Going through the material underneath, give only the number of lines that contain "profile".

(Available data)

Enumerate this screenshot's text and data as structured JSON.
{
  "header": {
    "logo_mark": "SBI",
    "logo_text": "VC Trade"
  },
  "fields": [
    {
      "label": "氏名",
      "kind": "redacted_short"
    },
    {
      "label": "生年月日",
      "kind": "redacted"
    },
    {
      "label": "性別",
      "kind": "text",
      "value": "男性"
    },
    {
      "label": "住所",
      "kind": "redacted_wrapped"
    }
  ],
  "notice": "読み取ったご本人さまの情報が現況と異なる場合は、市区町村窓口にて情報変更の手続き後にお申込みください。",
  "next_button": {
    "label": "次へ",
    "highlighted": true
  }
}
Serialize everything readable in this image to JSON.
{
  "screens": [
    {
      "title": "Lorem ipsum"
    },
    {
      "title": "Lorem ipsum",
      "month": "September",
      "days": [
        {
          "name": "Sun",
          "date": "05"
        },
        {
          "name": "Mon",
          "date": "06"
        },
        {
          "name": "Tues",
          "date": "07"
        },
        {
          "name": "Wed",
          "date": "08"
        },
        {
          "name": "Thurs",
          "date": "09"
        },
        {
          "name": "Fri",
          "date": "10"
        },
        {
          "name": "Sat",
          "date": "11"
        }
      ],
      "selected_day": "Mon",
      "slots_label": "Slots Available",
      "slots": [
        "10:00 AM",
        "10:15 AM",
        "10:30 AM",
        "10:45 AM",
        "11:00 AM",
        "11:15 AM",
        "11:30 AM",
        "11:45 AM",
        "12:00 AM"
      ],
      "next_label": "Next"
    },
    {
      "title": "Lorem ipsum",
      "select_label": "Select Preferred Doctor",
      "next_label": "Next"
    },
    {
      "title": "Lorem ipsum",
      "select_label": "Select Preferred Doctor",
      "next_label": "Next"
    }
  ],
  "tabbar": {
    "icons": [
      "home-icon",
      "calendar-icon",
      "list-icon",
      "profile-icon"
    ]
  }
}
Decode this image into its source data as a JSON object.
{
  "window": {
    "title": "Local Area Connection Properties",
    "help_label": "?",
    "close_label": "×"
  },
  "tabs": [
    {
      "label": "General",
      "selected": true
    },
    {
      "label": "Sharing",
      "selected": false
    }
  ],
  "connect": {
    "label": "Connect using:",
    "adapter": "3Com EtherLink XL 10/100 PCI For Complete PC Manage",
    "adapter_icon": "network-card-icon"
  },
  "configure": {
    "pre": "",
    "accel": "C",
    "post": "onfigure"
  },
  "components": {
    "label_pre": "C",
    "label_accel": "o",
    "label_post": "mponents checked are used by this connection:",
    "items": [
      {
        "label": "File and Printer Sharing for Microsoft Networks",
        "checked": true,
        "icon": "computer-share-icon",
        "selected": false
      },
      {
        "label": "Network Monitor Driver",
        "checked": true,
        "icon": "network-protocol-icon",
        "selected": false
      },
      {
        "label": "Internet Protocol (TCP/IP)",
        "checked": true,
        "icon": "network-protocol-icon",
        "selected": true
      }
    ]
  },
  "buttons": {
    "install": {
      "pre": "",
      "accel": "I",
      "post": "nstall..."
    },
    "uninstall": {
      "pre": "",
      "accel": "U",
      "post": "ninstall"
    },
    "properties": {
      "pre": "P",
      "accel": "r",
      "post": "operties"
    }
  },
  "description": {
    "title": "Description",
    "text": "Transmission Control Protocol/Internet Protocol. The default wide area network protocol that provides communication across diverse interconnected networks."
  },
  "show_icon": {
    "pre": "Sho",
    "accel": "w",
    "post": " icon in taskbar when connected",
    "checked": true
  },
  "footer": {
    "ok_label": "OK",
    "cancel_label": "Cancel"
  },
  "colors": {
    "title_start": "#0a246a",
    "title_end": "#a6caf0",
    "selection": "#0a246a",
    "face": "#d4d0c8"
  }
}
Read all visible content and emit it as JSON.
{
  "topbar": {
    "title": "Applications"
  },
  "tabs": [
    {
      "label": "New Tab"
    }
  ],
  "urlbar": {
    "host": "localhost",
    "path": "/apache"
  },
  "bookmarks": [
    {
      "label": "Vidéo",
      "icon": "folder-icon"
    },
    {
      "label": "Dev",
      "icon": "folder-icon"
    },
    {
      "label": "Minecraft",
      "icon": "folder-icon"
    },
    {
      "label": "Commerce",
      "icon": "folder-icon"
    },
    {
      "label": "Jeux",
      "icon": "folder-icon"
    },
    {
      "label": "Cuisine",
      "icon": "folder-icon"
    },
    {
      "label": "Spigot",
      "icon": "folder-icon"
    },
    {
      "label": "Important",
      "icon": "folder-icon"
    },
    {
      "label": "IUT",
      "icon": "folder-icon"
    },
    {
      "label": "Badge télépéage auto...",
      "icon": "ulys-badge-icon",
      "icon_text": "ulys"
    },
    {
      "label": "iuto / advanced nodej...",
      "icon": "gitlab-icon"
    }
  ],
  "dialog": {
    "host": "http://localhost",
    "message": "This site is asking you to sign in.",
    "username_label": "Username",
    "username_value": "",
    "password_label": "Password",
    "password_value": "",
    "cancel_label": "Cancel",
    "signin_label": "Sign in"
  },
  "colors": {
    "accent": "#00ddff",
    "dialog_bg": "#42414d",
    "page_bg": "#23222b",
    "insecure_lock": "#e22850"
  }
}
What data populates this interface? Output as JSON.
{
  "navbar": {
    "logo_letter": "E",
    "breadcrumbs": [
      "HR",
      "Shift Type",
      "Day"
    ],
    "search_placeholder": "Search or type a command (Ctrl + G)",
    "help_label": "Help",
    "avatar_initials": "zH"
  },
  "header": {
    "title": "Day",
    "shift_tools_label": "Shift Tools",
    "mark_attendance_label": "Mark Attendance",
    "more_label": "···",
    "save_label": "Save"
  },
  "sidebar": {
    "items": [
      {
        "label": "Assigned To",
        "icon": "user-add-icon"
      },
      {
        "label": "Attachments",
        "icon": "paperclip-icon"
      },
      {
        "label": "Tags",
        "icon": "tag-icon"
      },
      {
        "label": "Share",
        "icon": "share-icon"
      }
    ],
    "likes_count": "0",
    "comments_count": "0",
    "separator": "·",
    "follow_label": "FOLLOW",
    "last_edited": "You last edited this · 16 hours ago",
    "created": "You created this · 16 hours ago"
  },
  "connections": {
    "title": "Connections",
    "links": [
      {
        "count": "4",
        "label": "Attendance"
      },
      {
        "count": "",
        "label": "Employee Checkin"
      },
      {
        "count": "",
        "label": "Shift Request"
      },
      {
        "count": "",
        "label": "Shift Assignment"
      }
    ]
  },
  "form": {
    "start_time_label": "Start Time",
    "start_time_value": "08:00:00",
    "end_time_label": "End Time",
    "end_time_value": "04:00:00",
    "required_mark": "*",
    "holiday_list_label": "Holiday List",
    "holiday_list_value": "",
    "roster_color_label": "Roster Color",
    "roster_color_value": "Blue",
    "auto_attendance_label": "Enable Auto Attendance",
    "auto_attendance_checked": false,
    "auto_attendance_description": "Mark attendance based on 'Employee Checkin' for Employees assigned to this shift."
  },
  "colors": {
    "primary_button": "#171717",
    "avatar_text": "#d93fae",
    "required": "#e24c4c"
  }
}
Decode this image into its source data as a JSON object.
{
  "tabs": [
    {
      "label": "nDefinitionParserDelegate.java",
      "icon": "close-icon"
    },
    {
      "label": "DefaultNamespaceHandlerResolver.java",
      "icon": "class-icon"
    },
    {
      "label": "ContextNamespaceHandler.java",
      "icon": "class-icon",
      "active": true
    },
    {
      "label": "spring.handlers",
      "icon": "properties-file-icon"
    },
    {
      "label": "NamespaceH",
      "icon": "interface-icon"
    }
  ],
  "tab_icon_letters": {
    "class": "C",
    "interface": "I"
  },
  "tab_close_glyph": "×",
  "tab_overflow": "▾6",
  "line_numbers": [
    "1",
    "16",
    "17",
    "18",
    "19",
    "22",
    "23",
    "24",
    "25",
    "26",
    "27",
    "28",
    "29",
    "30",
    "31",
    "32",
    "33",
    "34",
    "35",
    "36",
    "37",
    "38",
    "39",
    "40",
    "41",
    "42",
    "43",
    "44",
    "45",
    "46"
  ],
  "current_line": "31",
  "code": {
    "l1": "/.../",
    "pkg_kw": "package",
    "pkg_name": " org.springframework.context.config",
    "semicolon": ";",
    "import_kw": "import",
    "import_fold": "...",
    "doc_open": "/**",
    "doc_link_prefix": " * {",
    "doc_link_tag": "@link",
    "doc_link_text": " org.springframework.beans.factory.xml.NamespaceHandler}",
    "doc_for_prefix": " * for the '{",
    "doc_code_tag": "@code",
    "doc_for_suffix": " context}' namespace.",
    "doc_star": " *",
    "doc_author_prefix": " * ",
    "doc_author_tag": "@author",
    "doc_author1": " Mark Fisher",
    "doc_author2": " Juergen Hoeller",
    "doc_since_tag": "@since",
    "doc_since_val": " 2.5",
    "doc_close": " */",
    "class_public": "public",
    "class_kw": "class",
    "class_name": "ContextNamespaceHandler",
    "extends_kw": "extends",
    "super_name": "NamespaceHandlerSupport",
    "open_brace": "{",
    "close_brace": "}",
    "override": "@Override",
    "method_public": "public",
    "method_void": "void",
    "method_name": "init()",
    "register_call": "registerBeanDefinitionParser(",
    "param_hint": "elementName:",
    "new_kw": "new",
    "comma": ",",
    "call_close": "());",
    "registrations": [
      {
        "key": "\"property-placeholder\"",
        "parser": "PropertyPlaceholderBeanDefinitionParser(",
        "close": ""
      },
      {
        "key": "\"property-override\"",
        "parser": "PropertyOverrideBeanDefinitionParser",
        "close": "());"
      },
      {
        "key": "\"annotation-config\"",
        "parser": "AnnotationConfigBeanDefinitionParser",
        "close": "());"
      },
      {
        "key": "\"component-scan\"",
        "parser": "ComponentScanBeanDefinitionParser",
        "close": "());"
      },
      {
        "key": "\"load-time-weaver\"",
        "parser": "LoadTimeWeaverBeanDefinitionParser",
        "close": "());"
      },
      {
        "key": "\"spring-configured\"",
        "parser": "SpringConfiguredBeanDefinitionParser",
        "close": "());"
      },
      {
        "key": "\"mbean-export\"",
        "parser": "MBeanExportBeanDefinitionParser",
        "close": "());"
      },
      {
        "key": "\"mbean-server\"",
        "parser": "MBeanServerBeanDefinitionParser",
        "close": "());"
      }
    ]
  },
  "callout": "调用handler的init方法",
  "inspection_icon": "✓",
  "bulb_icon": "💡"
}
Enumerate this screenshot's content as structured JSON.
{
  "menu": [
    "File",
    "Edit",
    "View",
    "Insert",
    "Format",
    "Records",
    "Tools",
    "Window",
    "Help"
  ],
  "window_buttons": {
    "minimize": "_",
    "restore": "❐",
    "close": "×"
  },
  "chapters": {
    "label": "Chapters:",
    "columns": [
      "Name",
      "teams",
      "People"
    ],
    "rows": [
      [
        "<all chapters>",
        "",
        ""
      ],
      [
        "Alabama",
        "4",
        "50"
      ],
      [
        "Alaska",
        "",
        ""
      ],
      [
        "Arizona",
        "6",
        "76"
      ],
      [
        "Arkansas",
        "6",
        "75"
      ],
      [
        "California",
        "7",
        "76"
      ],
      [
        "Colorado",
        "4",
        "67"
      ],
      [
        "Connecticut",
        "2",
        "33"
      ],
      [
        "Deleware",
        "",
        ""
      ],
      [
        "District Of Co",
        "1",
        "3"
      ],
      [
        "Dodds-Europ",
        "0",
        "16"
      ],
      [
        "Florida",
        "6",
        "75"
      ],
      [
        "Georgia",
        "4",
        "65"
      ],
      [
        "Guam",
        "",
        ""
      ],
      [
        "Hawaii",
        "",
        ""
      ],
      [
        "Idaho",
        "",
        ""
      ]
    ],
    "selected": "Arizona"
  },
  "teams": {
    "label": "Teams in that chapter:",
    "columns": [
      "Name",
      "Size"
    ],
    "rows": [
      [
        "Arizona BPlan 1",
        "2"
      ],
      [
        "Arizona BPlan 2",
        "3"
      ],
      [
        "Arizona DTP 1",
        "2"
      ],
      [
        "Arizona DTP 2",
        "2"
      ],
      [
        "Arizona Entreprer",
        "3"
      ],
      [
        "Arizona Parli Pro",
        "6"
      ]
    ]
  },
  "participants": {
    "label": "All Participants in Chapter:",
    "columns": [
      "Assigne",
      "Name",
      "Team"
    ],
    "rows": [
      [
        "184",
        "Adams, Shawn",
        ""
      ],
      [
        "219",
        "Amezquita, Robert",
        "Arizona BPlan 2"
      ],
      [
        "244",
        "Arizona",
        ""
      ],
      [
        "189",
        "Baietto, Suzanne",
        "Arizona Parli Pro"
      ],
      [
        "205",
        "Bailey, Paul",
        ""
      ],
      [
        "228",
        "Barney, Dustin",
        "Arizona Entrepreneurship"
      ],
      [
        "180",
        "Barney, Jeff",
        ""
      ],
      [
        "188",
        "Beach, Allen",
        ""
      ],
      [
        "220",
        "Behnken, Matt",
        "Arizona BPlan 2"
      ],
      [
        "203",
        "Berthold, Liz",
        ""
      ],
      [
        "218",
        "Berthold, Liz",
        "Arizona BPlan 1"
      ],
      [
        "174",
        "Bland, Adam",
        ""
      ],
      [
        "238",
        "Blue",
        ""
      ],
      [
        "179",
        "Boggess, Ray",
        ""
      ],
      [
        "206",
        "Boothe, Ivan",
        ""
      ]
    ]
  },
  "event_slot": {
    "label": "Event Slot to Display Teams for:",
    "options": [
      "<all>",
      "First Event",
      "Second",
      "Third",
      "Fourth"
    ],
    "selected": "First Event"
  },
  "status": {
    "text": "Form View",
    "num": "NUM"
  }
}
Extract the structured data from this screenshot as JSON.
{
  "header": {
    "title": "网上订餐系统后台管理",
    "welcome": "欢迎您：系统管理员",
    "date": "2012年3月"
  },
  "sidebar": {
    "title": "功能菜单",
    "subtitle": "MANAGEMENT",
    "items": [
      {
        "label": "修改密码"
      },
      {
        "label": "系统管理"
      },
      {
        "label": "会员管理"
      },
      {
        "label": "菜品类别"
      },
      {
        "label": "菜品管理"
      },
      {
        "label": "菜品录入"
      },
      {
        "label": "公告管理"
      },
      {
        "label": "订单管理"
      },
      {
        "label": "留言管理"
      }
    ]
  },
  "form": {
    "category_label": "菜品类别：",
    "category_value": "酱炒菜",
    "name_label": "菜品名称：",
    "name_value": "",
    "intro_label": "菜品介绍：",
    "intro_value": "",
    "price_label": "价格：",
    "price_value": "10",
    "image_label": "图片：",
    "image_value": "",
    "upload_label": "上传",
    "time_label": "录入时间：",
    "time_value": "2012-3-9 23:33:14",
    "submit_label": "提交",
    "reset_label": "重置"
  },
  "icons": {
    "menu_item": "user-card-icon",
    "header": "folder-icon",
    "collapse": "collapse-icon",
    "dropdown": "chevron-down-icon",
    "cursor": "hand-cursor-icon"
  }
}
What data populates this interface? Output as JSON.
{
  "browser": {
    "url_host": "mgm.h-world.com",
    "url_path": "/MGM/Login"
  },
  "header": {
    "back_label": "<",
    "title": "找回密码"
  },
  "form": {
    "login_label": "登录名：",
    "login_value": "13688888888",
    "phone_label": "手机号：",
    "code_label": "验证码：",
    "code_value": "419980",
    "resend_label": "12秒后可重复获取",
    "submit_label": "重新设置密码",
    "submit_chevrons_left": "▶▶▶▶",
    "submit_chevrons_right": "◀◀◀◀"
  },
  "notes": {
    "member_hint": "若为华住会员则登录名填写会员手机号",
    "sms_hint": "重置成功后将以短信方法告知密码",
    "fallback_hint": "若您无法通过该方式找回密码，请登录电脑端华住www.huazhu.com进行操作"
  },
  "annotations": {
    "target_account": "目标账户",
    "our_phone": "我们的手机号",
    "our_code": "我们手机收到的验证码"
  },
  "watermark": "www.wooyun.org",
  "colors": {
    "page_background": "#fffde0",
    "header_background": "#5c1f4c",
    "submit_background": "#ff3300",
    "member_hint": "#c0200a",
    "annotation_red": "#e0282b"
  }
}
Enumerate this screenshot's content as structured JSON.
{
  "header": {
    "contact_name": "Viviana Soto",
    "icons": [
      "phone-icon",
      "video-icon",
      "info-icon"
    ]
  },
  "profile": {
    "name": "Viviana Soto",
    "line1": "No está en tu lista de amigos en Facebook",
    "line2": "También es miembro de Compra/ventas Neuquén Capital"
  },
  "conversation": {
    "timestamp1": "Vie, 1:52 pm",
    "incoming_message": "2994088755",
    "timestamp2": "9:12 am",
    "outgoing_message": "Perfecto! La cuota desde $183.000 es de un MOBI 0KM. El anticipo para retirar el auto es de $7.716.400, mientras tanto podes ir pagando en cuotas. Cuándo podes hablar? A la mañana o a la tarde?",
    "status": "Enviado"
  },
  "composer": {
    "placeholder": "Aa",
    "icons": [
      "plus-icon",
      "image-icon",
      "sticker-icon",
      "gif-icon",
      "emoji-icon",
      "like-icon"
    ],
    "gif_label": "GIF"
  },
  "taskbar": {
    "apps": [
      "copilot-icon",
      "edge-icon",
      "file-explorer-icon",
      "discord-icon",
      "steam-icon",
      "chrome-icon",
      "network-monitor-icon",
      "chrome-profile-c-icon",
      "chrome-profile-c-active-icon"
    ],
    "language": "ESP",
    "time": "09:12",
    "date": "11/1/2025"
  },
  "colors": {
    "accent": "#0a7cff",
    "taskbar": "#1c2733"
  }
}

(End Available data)

### Completed task
4